But in those cases, there was already a proposal on the table.
The decision was already made on who the company would work with. So, if you miss that timeline of getting in front of the client or brand, you’re unlikely to get another chance for another fiscal year.
If there’s money left, it won’t be for big projects typical of anchor clients.
Even if a big business were to award a project, it wouldn’t do so easily. Think of all the risk management, interviews, procurement, and RFPs that come with the territory.
Big clients want to know everything about the agency they might work with, from ROI to how much time and how many team members work on the account. It’s all about figuring out if it’s best to use internal resources instead of outsourcing.
In the end, chasing whales can be some of the most anxiety-driven and expensive business you can do.
On the other end of the spectrum, you have SMBs. Imagine going from an 18-months sales cycle down to a 60-days cycle. In some cases, shorter than 30 days, realistically.
Because there aren’t that many hoops to go through before making a decision. You can end up talking directly to the C-level executives and sell them what they need that aligns with their strategy.
Also, budgets aren’t earmarked as far in advance, and it’s rare to go through risk management.
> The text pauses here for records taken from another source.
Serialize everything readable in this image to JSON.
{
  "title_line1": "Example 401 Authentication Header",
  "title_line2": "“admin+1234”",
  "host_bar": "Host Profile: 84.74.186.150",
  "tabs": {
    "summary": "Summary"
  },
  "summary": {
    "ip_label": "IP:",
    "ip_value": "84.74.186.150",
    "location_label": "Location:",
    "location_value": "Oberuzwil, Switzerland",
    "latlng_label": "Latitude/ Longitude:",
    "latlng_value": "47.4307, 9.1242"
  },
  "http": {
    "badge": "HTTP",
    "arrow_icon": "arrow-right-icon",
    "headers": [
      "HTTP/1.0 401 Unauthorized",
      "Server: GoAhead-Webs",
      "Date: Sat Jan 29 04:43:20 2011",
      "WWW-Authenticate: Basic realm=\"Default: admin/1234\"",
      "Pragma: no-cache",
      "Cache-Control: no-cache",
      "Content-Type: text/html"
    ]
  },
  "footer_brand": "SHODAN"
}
SMBs can reallocate money much easier, which makes the sales cycle quicker.
How to Mitigate the Issue
With that in mind, you don’t have to run away from enterprise clients. If you want to target them, there are ways to mitigate the problem and give your agency a better shot at getting profitable projects.
First of all, you have to get clear on who you’re going after. Understand the target demographic and the type of client who appears to be an ideal client.
From there, you have to dig deeper into how your client operates. How do they function? How do they budget? When do they open up the budgets and accept fresh pitches?
It’s also crucial that you get in front of prospective clients. Get in front of them at the right moment to ensure you can offer a proposal before they close their budgets.
Let’s say one of your ideal clients ends their fiscal year on June 30th. You’d want to have a proposal ready and start a conversation sometime in April. March would be even better. Doing enough research ahead of time may even allow you to open a line of communication come January.
It’s all about giving them time to request and get the budget approved to be able to work with your agency.
Not All Clients are the Same
There isn’t a more accurate statement when it comes to analyzing the length of the sales cycle. No one can stop you from going after the biggest fish in the ocean. But you have to understand that your agency’s cash flow health depends on your revenue pipeline.
Your revenue pipeline depends on your ability to pick the best clients for your business.
Not every agency can survive solely on enterprise-level projects. They’re often hard to land and may not even be as profitable after you factor in the costs of trying to close that type of client.
Get a better understanding of your target audience to give your agency the best chance to succeed. Learn the playing field and how to spot the best opportunity to submit a proposal.